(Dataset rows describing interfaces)
=-=-=

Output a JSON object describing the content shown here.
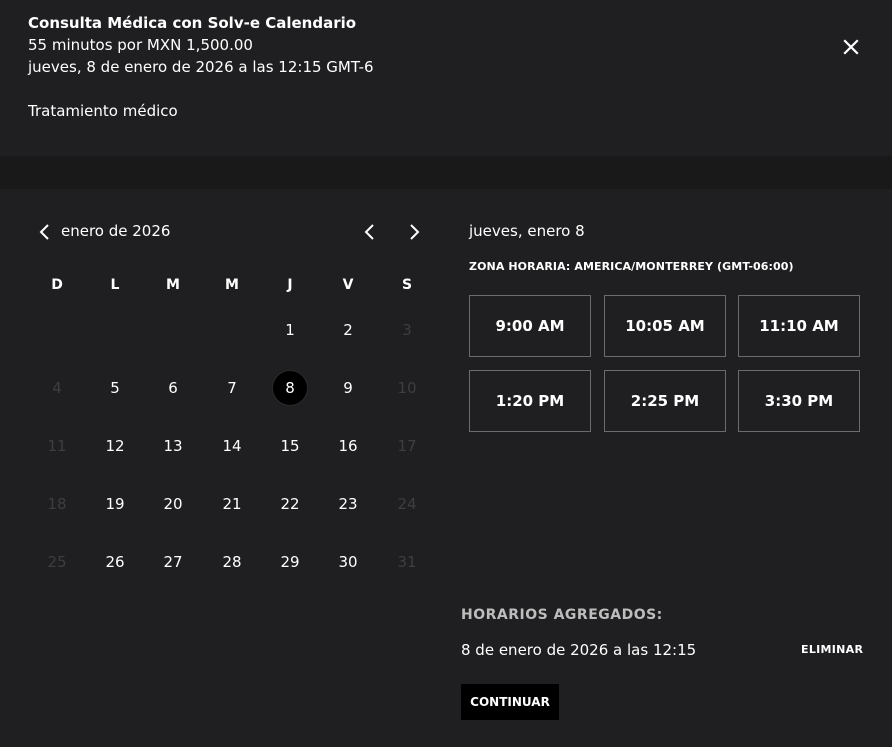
{
  "header": {
    "title": "Consulta Médica con Solv-e Calendario",
    "price_line": "55 minutos por MXN 1,500.00",
    "date_line": "jueves, 8 de enero de 2026 a las 12:15 GMT-6",
    "description": "Tratamiento médico",
    "close_icon": "close-icon"
  },
  "calendar": {
    "month_label": "enero de 2026",
    "weekdays": [
      "D",
      "L",
      "M",
      "M",
      "J",
      "V",
      "S"
    ],
    "weeks": [
      [
        null,
        null,
        null,
        null,
        {
          "day": "1",
          "available": true
        },
        {
          "day": "2",
          "available": true
        },
        {
          "day": "3",
          "available": false
        }
      ],
      [
        {
          "day": "4",
          "available": false
        },
        {
          "day": "5",
          "available": true
        },
        {
          "day": "6",
          "available": true
        },
        {
          "day": "7",
          "available": true
        },
        {
          "day": "8",
          "available": true,
          "selected": true
        },
        {
          "day": "9",
          "available": true
        },
        {
          "day": "10",
          "available": false
        }
      ],
      [
        {
          "day": "11",
          "available": false
        },
        {
          "day": "12",
          "available": true
        },
        {
          "day": "13",
          "available": true
        },
        {
          "day": "14",
          "available": true
        },
        {
          "day": "15",
          "available": true
        },
        {
          "day": "16",
          "available": true
        },
        {
          "day": "17",
          "available": false
        }
      ],
      [
        {
          "day": "18",
          "available": false
        },
        {
          "day": "19",
          "available": true
        },
        {
          "day": "20",
          "available": true
        },
        {
          "day": "21",
          "available": true
        },
        {
          "day": "22",
          "available": true
        },
        {
          "day": "23",
          "available": true
        },
        {
          "day": "24",
          "available": false
        }
      ],
      [
        {
          "day": "25",
          "available": false
        },
        {
          "day": "26",
          "available": true
        },
        {
          "day": "27",
          "available": true
        },
        {
          "day": "28",
          "available": true
        },
        {
          "day": "29",
          "available": true
        },
        {
          "day": "30",
          "available": true
        },
        {
          "day": "31",
          "available": false
        }
      ]
    ]
  },
  "schedule": {
    "selected_date": "jueves, enero 8",
    "timezone": "ZONA HORARIA: AMERICA/MONTERREY (GMT-06:00)",
    "slots": [
      "9:00 AM",
      "10:05 AM",
      "11:10 AM",
      "1:20 PM",
      "2:25 PM",
      "3:30 PM"
    ]
  },
  "added": {
    "label": "HORARIOS AGREGADOS:",
    "item": "8 de enero de 2026 a las 12:15",
    "remove_label": "ELIMINAR",
    "continue_label": "CONTINUAR"
  },
  "colors": {
    "background": "#1f1f21",
    "band": "#19191a",
    "disabled_day": "#3e3e41",
    "selected_day": "#000000",
    "slot_border": "#6b6b6e"
  }
}
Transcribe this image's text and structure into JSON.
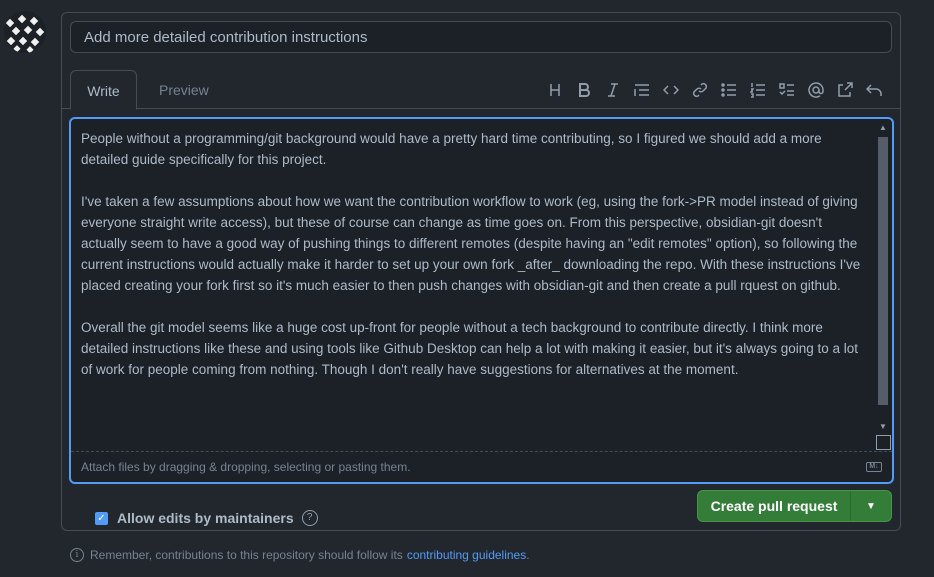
{
  "pr_form": {
    "title_value": "Add more detailed contribution instructions",
    "tabs": [
      {
        "label": "Write"
      },
      {
        "label": "Preview"
      }
    ],
    "toolbar": [
      "heading-icon",
      "bold-icon",
      "italic-icon",
      "quote-icon",
      "code-icon",
      "link-icon",
      "unordered-list-icon",
      "ordered-list-icon",
      "task-list-icon",
      "mention-icon",
      "reference-icon",
      "undo-icon"
    ],
    "body_text": "People without a programming/git background would have a pretty hard time contributing, so I figured we should add a more detailed guide specifically for this project.\n\nI've taken a few assumptions about how we want the contribution workflow to work (eg, using the fork->PR model instead of giving everyone straight write access), but these of course can change as time goes on. From this perspective, obsidian-git doesn't actually seem to have a good way of pushing things to different remotes (despite having an \"edit remotes\" option), so following the current instructions would actually make it harder to set up your own fork _after_ downloading the repo. With these instructions I've placed creating your fork first so it's much easier to then push changes with obsidian-git and then create a pull rquest on github.\n\nOverall the git model seems like a huge cost up-front for people without a tech background to contribute directly. I think more detailed instructions like these and using tools like Github Desktop can help a lot with making it easier, but it's always going to a lot of work for people coming from nothing. Though I don't really have suggestions for alternatives at the moment.",
    "attach_hint": "Attach files by dragging & dropping, selecting or pasting them.",
    "markdown_badge": "M↓",
    "allow_edits_label": "Allow edits by maintainers",
    "allow_edits_checked": true,
    "create_button_label": "Create pull request"
  },
  "footer": {
    "note": "Remember, contributions to this repository should follow its",
    "link": "contributing guidelines",
    "period": "."
  },
  "colors": {
    "background": "#22272e",
    "accent": "#539bf5",
    "create_button": "#347d39"
  }
}
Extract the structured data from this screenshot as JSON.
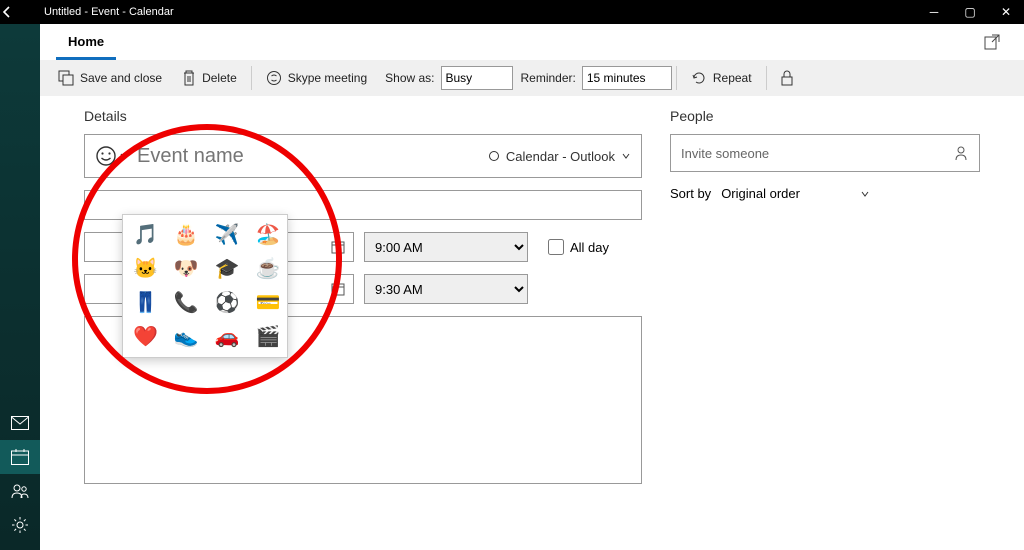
{
  "window": {
    "title": "Untitled - Event - Calendar"
  },
  "tabs": {
    "home": "Home"
  },
  "ribbon": {
    "save_and_close": "Save and close",
    "delete": "Delete",
    "skype_meeting": "Skype meeting",
    "show_as_label": "Show as:",
    "show_as_value": "Busy",
    "reminder_label": "Reminder:",
    "reminder_value": "15 minutes",
    "repeat": "Repeat"
  },
  "details": {
    "heading": "Details",
    "event_name_placeholder": "Event name",
    "calendar_label": "Calendar - Outlook",
    "start_time": "9:00 AM",
    "end_time": "9:30 AM",
    "all_day_label": "All day"
  },
  "people": {
    "heading": "People",
    "invite_placeholder": "Invite someone",
    "sort_by_label": "Sort by",
    "sort_by_value": "Original order"
  },
  "emoji": {
    "items": [
      "🎵",
      "🎂",
      "✈️",
      "🏖️",
      "🐱",
      "🐶",
      "🎓",
      "☕",
      "👖",
      "📞",
      "⚽",
      "💳",
      "❤️",
      "👟",
      "🚗",
      "🎬"
    ]
  }
}
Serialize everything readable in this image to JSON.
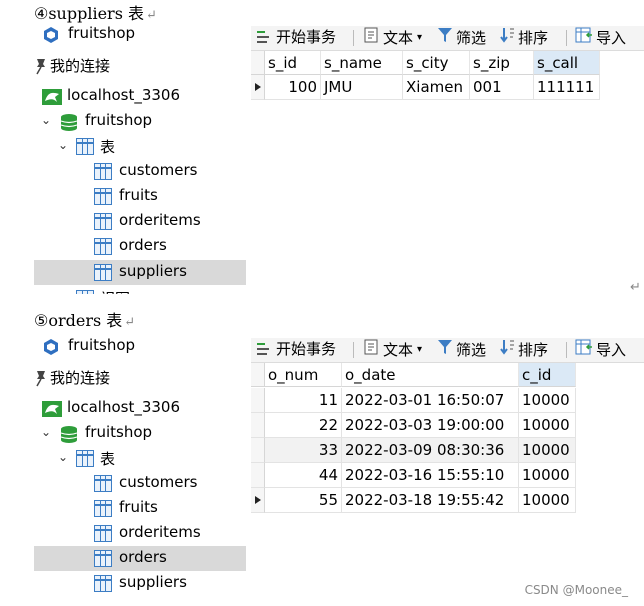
{
  "section1": {
    "heading": "④suppliers 表",
    "tree": {
      "root_label": "fruitshop",
      "connection_label": "我的连接",
      "server_label": "localhost_3306",
      "db_label": "fruitshop",
      "tables_label": "表",
      "tables": [
        "customers",
        "fruits",
        "orderitems",
        "orders",
        "suppliers"
      ],
      "selected": "suppliers",
      "partial_label": "视图"
    },
    "toolbar": {
      "begin_tx": "开始事务",
      "text": "文本",
      "filter": "筛选",
      "sort": "排序",
      "import": "导入"
    },
    "grid": {
      "columns": [
        "s_id",
        "s_name",
        "s_city",
        "s_zip",
        "s_call"
      ],
      "active_column": "s_call",
      "rows": [
        [
          "100",
          "JMU",
          "Xiamen",
          "001",
          "111111"
        ]
      ]
    }
  },
  "section2": {
    "heading": "⑤orders 表",
    "tree": {
      "root_label": "fruitshop",
      "connection_label": "我的连接",
      "server_label": "localhost_3306",
      "db_label": "fruitshop",
      "tables_label": "表",
      "tables": [
        "customers",
        "fruits",
        "orderitems",
        "orders",
        "suppliers"
      ],
      "selected": "orders"
    },
    "toolbar": {
      "begin_tx": "开始事务",
      "text": "文本",
      "filter": "筛选",
      "sort": "排序",
      "import": "导入"
    },
    "grid": {
      "columns": [
        "o_num",
        "o_date",
        "c_id"
      ],
      "active_column": "c_id",
      "rows": [
        [
          "11",
          "2022-03-01 16:50:07",
          "10000"
        ],
        [
          "22",
          "2022-03-03 19:00:00",
          "10000"
        ],
        [
          "33",
          "2022-03-09 08:30:36",
          "10000"
        ],
        [
          "44",
          "2022-03-16 15:55:10",
          "10000"
        ],
        [
          "55",
          "2022-03-18 19:55:42",
          "10000"
        ]
      ]
    }
  },
  "watermark": "CSDN @Moonee_",
  "colors": {
    "selection": "#d9d9d9",
    "active_header": "#dbe9f6",
    "db_green": "#2e9d3a",
    "table_blue": "#3c7dc4"
  }
}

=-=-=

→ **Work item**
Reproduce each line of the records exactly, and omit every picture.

→ **Task answer**
Output a JSON object describing the content shown here.
{
  "header": {
    "title": "Consulta Médica con Solv-e Calendario",
    "price_line": "55 minutos por MXN 1,500.00",
    "date_line": "jueves, 8 de enero de 2026 a las 12:15 GMT-6",
    "description": "Tratamiento médico",
    "close_icon": "close-icon"
  },
  "calendar": {
    "month_label": "enero de 2026",
    "weekdays": [
      "D",
      "L",
      "M",
      "M",
      "J",
      "V",
      "S"
    ],
    "weeks": [
      [
        null,
        null,
        null,
        null,
        {
          "day": "1",
          "available": true
        },
        {
          "day": "2",
          "available": true
        },
        {
          "day": "3",
          "available": false
        }
      ],
      [
        {
          "day": "4",
          "available": false
        },
        {
          "day": "5",
          "available": true
        },
        {
          "day": "6",
          "available": true
        },
        {
          "day": "7",
          "available": true
        },
        {
          "day": "8",
          "available": true,
          "selected": true
        },
        {
          "day": "9",
          "available": true
        },
        {
          "day": "10",
          "available": false
        }
      ],
      [
        {
          "day": "11",
          "available": false
        },
        {
          "day": "12",
          "available": true
        },
        {
          "day": "13",
          "available": true
        },
        {
          "day": "14",
          "available": true
        },
        {
          "day": "15",
          "available": true
        },
        {
          "day": "16",
          "available": true
        },
        {
          "day": "17",
          "available": false
        }
      ],
      [
        {
          "day": "18",
          "available": false
        },
        {
          "day": "19",
          "available": true
        },
        {
          "day": "20",
          "available": true
        },
        {
          "day": "21",
          "available": true
        },
        {
          "day": "22",
          "available": true
        },
        {
          "day": "23",
          "available": true
        },
        {
          "day": "24",
          "available": false
        }
      ],
      [
        {
          "day": "25",
          "available": false
        },
        {
          "day": "26",
          "available": true
        },
        {
          "day": "27",
          "available": true
        },
        {
          "day": "28",
          "available": true
        },
        {
          "day": "29",
          "available": true
        },
        {
          "day": "30",
          "available": true
        },
        {
          "day": "31",
          "available": false
        }
      ]
    ]
  },
  "schedule": {
    "selected_date": "jueves, enero 8",
    "timezone": "ZONA HORARIA: AMERICA/MONTERREY (GMT-06:00)",
    "slots": [
      "9:00 AM",
      "10:05 AM",
      "11:10 AM",
      "1:20 PM",
      "2:25 PM",
      "3:30 PM"
    ]
  },
  "added": {
    "label": "HORARIOS AGREGADOS:",
    "item": "8 de enero de 2026 a las 12:15",
    "remove_label": "ELIMINAR",
    "continue_label": "CONTINUAR"
  },
  "colors": {
    "background": "#1f1f21",
    "band": "#19191a",
    "disabled_day": "#3e3e41",
    "selected_day": "#000000",
    "slot_border": "#6b6b6e"
  }
}
Transcribe this image's text and structure into JSON.
{
  "pr_form": {
    "title_value": "Add more detailed contribution instructions",
    "tabs": [
      {
        "label": "Write"
      },
      {
        "label": "Preview"
      }
    ],
    "toolbar": [
      "heading-icon",
      "bold-icon",
      "italic-icon",
      "quote-icon",
      "code-icon",
      "link-icon",
      "unordered-list-icon",
      "ordered-list-icon",
      "task-list-icon",
      "mention-icon",
      "reference-icon",
      "undo-icon"
    ],
    "body_text": "People without a programming/git background would have a pretty hard time contributing, so I figured we should add a more detailed guide specifically for this project.\n\nI've taken a few assumptions about how we want the contribution workflow to work (eg, using the fork->PR model instead of giving everyone straight write access), but these of course can change as time goes on. From this perspective, obsidian-git doesn't actually seem to have a good way of pushing things to different remotes (despite having an \"edit remotes\" option), so following the current instructions would actually make it harder to set up your own fork _after_ downloading the repo. With these instructions I've placed creating your fork first so it's much easier to then push changes with obsidian-git and then create a pull rquest on github.\n\nOverall the git model seems like a huge cost up-front for people without a tech background to contribute directly. I think more detailed instructions like these and using tools like Github Desktop can help a lot with making it easier, but it's always going to a lot of work for people coming from nothing. Though I don't really have suggestions for alternatives at the moment.",
    "attach_hint": "Attach files by dragging & dropping, selecting or pasting them.",
    "markdown_badge": "M↓",
    "allow_edits_label": "Allow edits by maintainers",
    "allow_edits_checked": true,
    "create_button_label": "Create pull request"
  },
  "footer": {
    "note": "Remember, contributions to this repository should follow its",
    "link": "contributing guidelines",
    "period": "."
  },
  "colors": {
    "background": "#22272e",
    "accent": "#539bf5",
    "create_button": "#347d39"
  }
}
Extract the structured data from this screenshot as JSON.
{
  "window": {
    "title": "Untitled - Event - Calendar"
  },
  "tabs": {
    "home": "Home"
  },
  "ribbon": {
    "save_and_close": "Save and close",
    "delete": "Delete",
    "skype_meeting": "Skype meeting",
    "show_as_label": "Show as:",
    "show_as_value": "Busy",
    "reminder_label": "Reminder:",
    "reminder_value": "15 minutes",
    "repeat": "Repeat"
  },
  "details": {
    "heading": "Details",
    "event_name_placeholder": "Event name",
    "calendar_label": "Calendar - Outlook",
    "start_time": "9:00 AM",
    "end_time": "9:30 AM",
    "all_day_label": "All day"
  },
  "people": {
    "heading": "People",
    "invite_placeholder": "Invite someone",
    "sort_by_label": "Sort by",
    "sort_by_value": "Original order"
  },
  "emoji": {
    "items": [
      "🎵",
      "🎂",
      "✈️",
      "🏖️",
      "🐱",
      "🐶",
      "🎓",
      "☕",
      "👖",
      "📞",
      "⚽",
      "💳",
      "❤️",
      "👟",
      "🚗",
      "🎬"
    ]
  }
}
Serialize everything readable in this image to JSON.
{
  "section1": {
    "heading": "④suppliers 表",
    "tree": {
      "root_label": "fruitshop",
      "connection_label": "我的连接",
      "server_label": "localhost_3306",
      "db_label": "fruitshop",
      "tables_label": "表",
      "tables": [
        "customers",
        "fruits",
        "orderitems",
        "orders",
        "suppliers"
      ],
      "selected": "suppliers",
      "partial_label": "视图"
    },
    "toolbar": {
      "begin_tx": "开始事务",
      "text": "文本",
      "filter": "筛选",
      "sort": "排序",
      "import": "导入"
    },
    "grid": {
      "columns": [
        "s_id",
        "s_name",
        "s_city",
        "s_zip",
        "s_call"
      ],
      "active_column": "s_call",
      "rows": [
        [
          "100",
          "JMU",
          "Xiamen",
          "001",
          "111111"
        ]
      ]
    }
  },
  "section2": {
    "heading": "⑤orders 表",
    "tree": {
      "root_label": "fruitshop",
      "connection_label": "我的连接",
      "server_label": "localhost_3306",
      "db_label": "fruitshop",
      "tables_label": "表",
      "tables": [
        "customers",
        "fruits",
        "orderitems",
        "orders",
        "suppliers"
      ],
      "selected": "orders"
    },
    "toolbar": {
      "begin_tx": "开始事务",
      "text": "文本",
      "filter": "筛选",
      "sort": "排序",
      "import": "导入"
    },
    "grid": {
      "columns": [
        "o_num",
        "o_date",
        "c_id"
      ],
      "active_column": "c_id",
      "rows": [
        [
          "11",
          "2022-03-01 16:50:07",
          "10000"
        ],
        [
          "22",
          "2022-03-03 19:00:00",
          "10000"
        ],
        [
          "33",
          "2022-03-09 08:30:36",
          "10000"
        ],
        [
          "44",
          "2022-03-16 15:55:10",
          "10000"
        ],
        [
          "55",
          "2022-03-18 19:55:42",
          "10000"
        ]
      ]
    }
  },
  "watermark": "CSDN @Moonee_",
  "colors": {
    "selection": "#d9d9d9",
    "active_header": "#dbe9f6",
    "db_green": "#2e9d3a",
    "table_blue": "#3c7dc4"
  }
}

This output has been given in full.